===== DATASET RECORDS
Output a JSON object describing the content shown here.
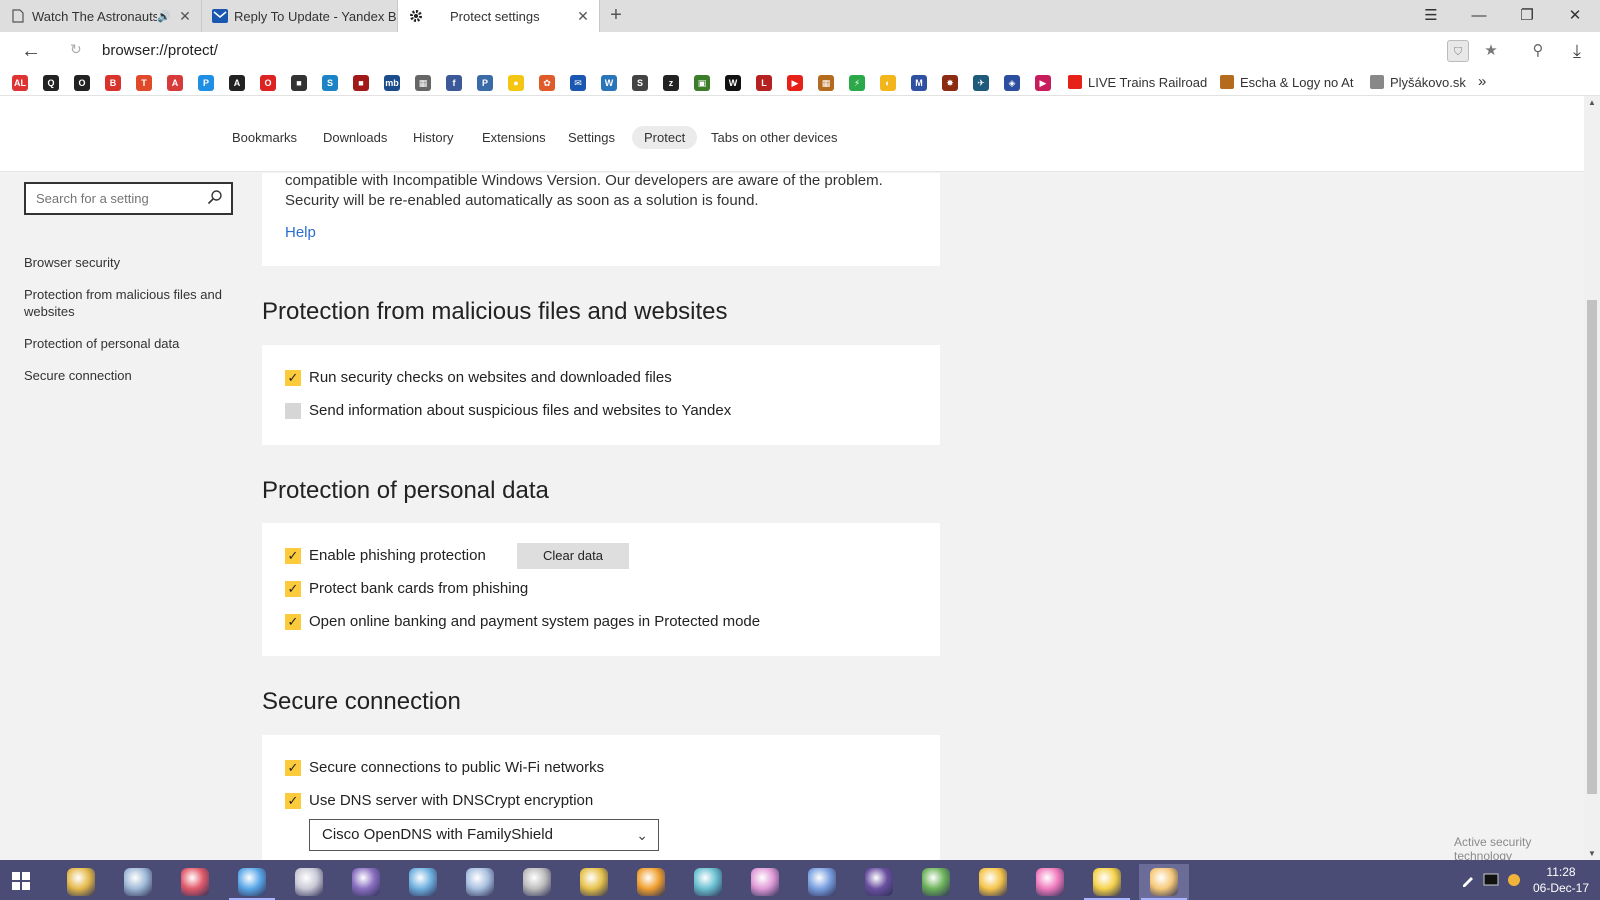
{
  "tabs": [
    {
      "title": "Watch The Astronauts",
      "audio": true,
      "icon": "document-icon"
    },
    {
      "title": "Reply To Update - Yandex Br",
      "audio": false,
      "icon": "envelope-icon"
    },
    {
      "title": "Protect settings",
      "audio": false,
      "icon": "gear-icon",
      "active": true
    }
  ],
  "address": {
    "url": "browser://protect/"
  },
  "bookmarks": [
    {
      "label": "AL",
      "color": "#d33"
    },
    {
      "label": "Q",
      "color": "#222"
    },
    {
      "label": "O",
      "color": "#222"
    },
    {
      "label": "B",
      "color": "#d8342c"
    },
    {
      "label": "T",
      "color": "#e04a2a"
    },
    {
      "label": "A",
      "color": "#d73a3a"
    },
    {
      "label": "P",
      "color": "#1f8fe5"
    },
    {
      "label": "A",
      "color": "#222"
    },
    {
      "label": "O",
      "color": "#d22"
    },
    {
      "label": "■",
      "color": "#333"
    },
    {
      "label": "S",
      "color": "#1c83c7"
    },
    {
      "label": "■",
      "color": "#a01818"
    },
    {
      "label": "mb",
      "color": "#1b4d8c"
    },
    {
      "label": "▦",
      "color": "#666"
    },
    {
      "label": "f",
      "color": "#3b5998"
    },
    {
      "label": "P",
      "color": "#3a6aa8"
    },
    {
      "label": "●",
      "color": "#f3c614"
    },
    {
      "label": "✿",
      "color": "#e05b2a"
    },
    {
      "label": "✉",
      "color": "#1a57b0"
    },
    {
      "label": "W",
      "color": "#2a74b8"
    },
    {
      "label": "S",
      "color": "#444"
    },
    {
      "label": "z",
      "color": "#222"
    },
    {
      "label": "▣",
      "color": "#3c7d2a"
    },
    {
      "label": "W",
      "color": "#111"
    },
    {
      "label": "L",
      "color": "#b52020"
    },
    {
      "label": "▶",
      "color": "#e62117"
    },
    {
      "label": "▦",
      "color": "#b56b1e"
    },
    {
      "label": "⚡",
      "color": "#2ba84a"
    },
    {
      "label": "◐",
      "color": "#f2b51b"
    },
    {
      "label": "M",
      "color": "#2e51a2"
    },
    {
      "label": "✸",
      "color": "#8a2b12"
    },
    {
      "label": "✈",
      "color": "#1e5a7a"
    },
    {
      "label": "◈",
      "color": "#2b4f9e"
    },
    {
      "label": "▶",
      "color": "#c71d5c"
    }
  ],
  "bookmark_texts": [
    {
      "label": "LIVE Trains Railroad",
      "icon": "youtube-icon"
    },
    {
      "label": "Escha & Logy no At",
      "icon": "image-icon"
    },
    {
      "label": "Plyšákovo.sk",
      "icon": "document-icon"
    }
  ],
  "settings_nav": [
    "Bookmarks",
    "Downloads",
    "History",
    "Extensions",
    "Settings",
    "Protect",
    "Tabs on other devices"
  ],
  "sidebar": {
    "search_placeholder": "Search for a setting",
    "links": [
      "Browser security",
      "Protection from malicious files and websites",
      "Protection of personal data",
      "Secure connection"
    ]
  },
  "warning": {
    "line1": "compatible with Incompatible Windows Version. Our developers are aware of the problem.",
    "line2": "Security will be re-enabled automatically as soon as a solution is found.",
    "help": "Help"
  },
  "sections": {
    "malicious": {
      "title": "Protection from malicious files and websites",
      "items": [
        {
          "label": "Run security checks on websites and downloaded files",
          "checked": true
        },
        {
          "label": "Send information about suspicious files and websites to Yandex",
          "checked": false
        }
      ]
    },
    "personal": {
      "title": "Protection of personal data",
      "items": [
        {
          "label": "Enable phishing protection",
          "checked": true
        },
        {
          "label": "Protect bank cards from phishing",
          "checked": true
        },
        {
          "label": "Open online banking and payment system pages in Protected mode",
          "checked": true
        }
      ],
      "clear_button": "Clear data"
    },
    "secure": {
      "title": "Secure connection",
      "items": [
        {
          "label": "Secure connections to public Wi-Fi networks",
          "checked": true
        },
        {
          "label": "Use DNS server with DNSCrypt encryption",
          "checked": true
        }
      ],
      "dns_selected": "Cisco OpenDNS with FamilyShield"
    }
  },
  "active_security": "Active security technology",
  "clock": {
    "time": "11:28",
    "date": "06-Dec-17"
  },
  "taskbar_apps": [
    "#e4b94a",
    "#9fb9d7",
    "#e25a6a",
    "#5aa8e8",
    "#c9c9d6",
    "#8a6fc1",
    "#6fb0df",
    "#a8c0e0",
    "#bdbdbd",
    "#e6c14a",
    "#f0a030",
    "#6ac1d1",
    "#e09ad8",
    "#7aa0e0",
    "#6a4fa0",
    "#6db35a",
    "#f5c54a",
    "#f07bbd",
    "#f5d24a",
    "#f6c978"
  ],
  "colors": {
    "accent_checkbox": "#fccb3c",
    "link": "#2a6ecf",
    "taskbar": "#4a4c75"
  }
}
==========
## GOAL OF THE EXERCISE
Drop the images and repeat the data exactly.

## SOLUTION FOR THIS TASK
Output a JSON object describing the content shown here.
{
  "tabs": [
    {
      "title": "Watch The Astronauts",
      "audio": true,
      "icon": "document-icon"
    },
    {
      "title": "Reply To Update - Yandex Br",
      "audio": false,
      "icon": "envelope-icon"
    },
    {
      "title": "Protect settings",
      "audio": false,
      "icon": "gear-icon",
      "active": true
    }
  ],
  "address": {
    "url": "browser://protect/"
  },
  "bookmarks": [
    {
      "label": "AL",
      "color": "#d33"
    },
    {
      "label": "Q",
      "color": "#222"
    },
    {
      "label": "O",
      "color": "#222"
    },
    {
      "label": "B",
      "color": "#d8342c"
    },
    {
      "label": "T",
      "color": "#e04a2a"
    },
    {
      "label": "A",
      "color": "#d73a3a"
    },
    {
      "label": "P",
      "color": "#1f8fe5"
    },
    {
      "label": "A",
      "color": "#222"
    },
    {
      "label": "O",
      "color": "#d22"
    },
    {
      "label": "■",
      "color": "#333"
    },
    {
      "label": "S",
      "color": "#1c83c7"
    },
    {
      "label": "■",
      "color": "#a01818"
    },
    {
      "label": "mb",
      "color": "#1b4d8c"
    },
    {
      "label": "▦",
      "color": "#666"
    },
    {
      "label": "f",
      "color": "#3b5998"
    },
    {
      "label": "P",
      "color": "#3a6aa8"
    },
    {
      "label": "●",
      "color": "#f3c614"
    },
    {
      "label": "✿",
      "color": "#e05b2a"
    },
    {
      "label": "✉",
      "color": "#1a57b0"
    },
    {
      "label": "W",
      "color": "#2a74b8"
    },
    {
      "label": "S",
      "color": "#444"
    },
    {
      "label": "z",
      "color": "#222"
    },
    {
      "label": "▣",
      "color": "#3c7d2a"
    },
    {
      "label": "W",
      "color": "#111"
    },
    {
      "label": "L",
      "color": "#b52020"
    },
    {
      "label": "▶",
      "color": "#e62117"
    },
    {
      "label": "▦",
      "color": "#b56b1e"
    },
    {
      "label": "⚡",
      "color": "#2ba84a"
    },
    {
      "label": "◐",
      "color": "#f2b51b"
    },
    {
      "label": "M",
      "color": "#2e51a2"
    },
    {
      "label": "✸",
      "color": "#8a2b12"
    },
    {
      "label": "✈",
      "color": "#1e5a7a"
    },
    {
      "label": "◈",
      "color": "#2b4f9e"
    },
    {
      "label": "▶",
      "color": "#c71d5c"
    }
  ],
  "bookmark_texts": [
    {
      "label": "LIVE Trains Railroad",
      "icon": "youtube-icon"
    },
    {
      "label": "Escha & Logy no At",
      "icon": "image-icon"
    },
    {
      "label": "Plyšákovo.sk",
      "icon": "document-icon"
    }
  ],
  "settings_nav": [
    "Bookmarks",
    "Downloads",
    "History",
    "Extensions",
    "Settings",
    "Protect",
    "Tabs on other devices"
  ],
  "sidebar": {
    "search_placeholder": "Search for a setting",
    "links": [
      "Browser security",
      "Protection from malicious files and websites",
      "Protection of personal data",
      "Secure connection"
    ]
  },
  "warning": {
    "line1": "compatible with Incompatible Windows Version. Our developers are aware of the problem.",
    "line2": "Security will be re-enabled automatically as soon as a solution is found.",
    "help": "Help"
  },
  "sections": {
    "malicious": {
      "title": "Protection from malicious files and websites",
      "items": [
        {
          "label": "Run security checks on websites and downloaded files",
          "checked": true
        },
        {
          "label": "Send information about suspicious files and websites to Yandex",
          "checked": false
        }
      ]
    },
    "personal": {
      "title": "Protection of personal data",
      "items": [
        {
          "label": "Enable phishing protection",
          "checked": true
        },
        {
          "label": "Protect bank cards from phishing",
          "checked": true
        },
        {
          "label": "Open online banking and payment system pages in Protected mode",
          "checked": true
        }
      ],
      "clear_button": "Clear data"
    },
    "secure": {
      "title": "Secure connection",
      "items": [
        {
          "label": "Secure connections to public Wi-Fi networks",
          "checked": true
        },
        {
          "label": "Use DNS server with DNSCrypt encryption",
          "checked": true
        }
      ],
      "dns_selected": "Cisco OpenDNS with FamilyShield"
    }
  },
  "active_security": "Active security technology",
  "clock": {
    "time": "11:28",
    "date": "06-Dec-17"
  },
  "taskbar_apps": [
    "#e4b94a",
    "#9fb9d7",
    "#e25a6a",
    "#5aa8e8",
    "#c9c9d6",
    "#8a6fc1",
    "#6fb0df",
    "#a8c0e0",
    "#bdbdbd",
    "#e6c14a",
    "#f0a030",
    "#6ac1d1",
    "#e09ad8",
    "#7aa0e0",
    "#6a4fa0",
    "#6db35a",
    "#f5c54a",
    "#f07bbd",
    "#f5d24a",
    "#f6c978"
  ],
  "colors": {
    "accent_checkbox": "#fccb3c",
    "link": "#2a6ecf",
    "taskbar": "#4a4c75"
  }
}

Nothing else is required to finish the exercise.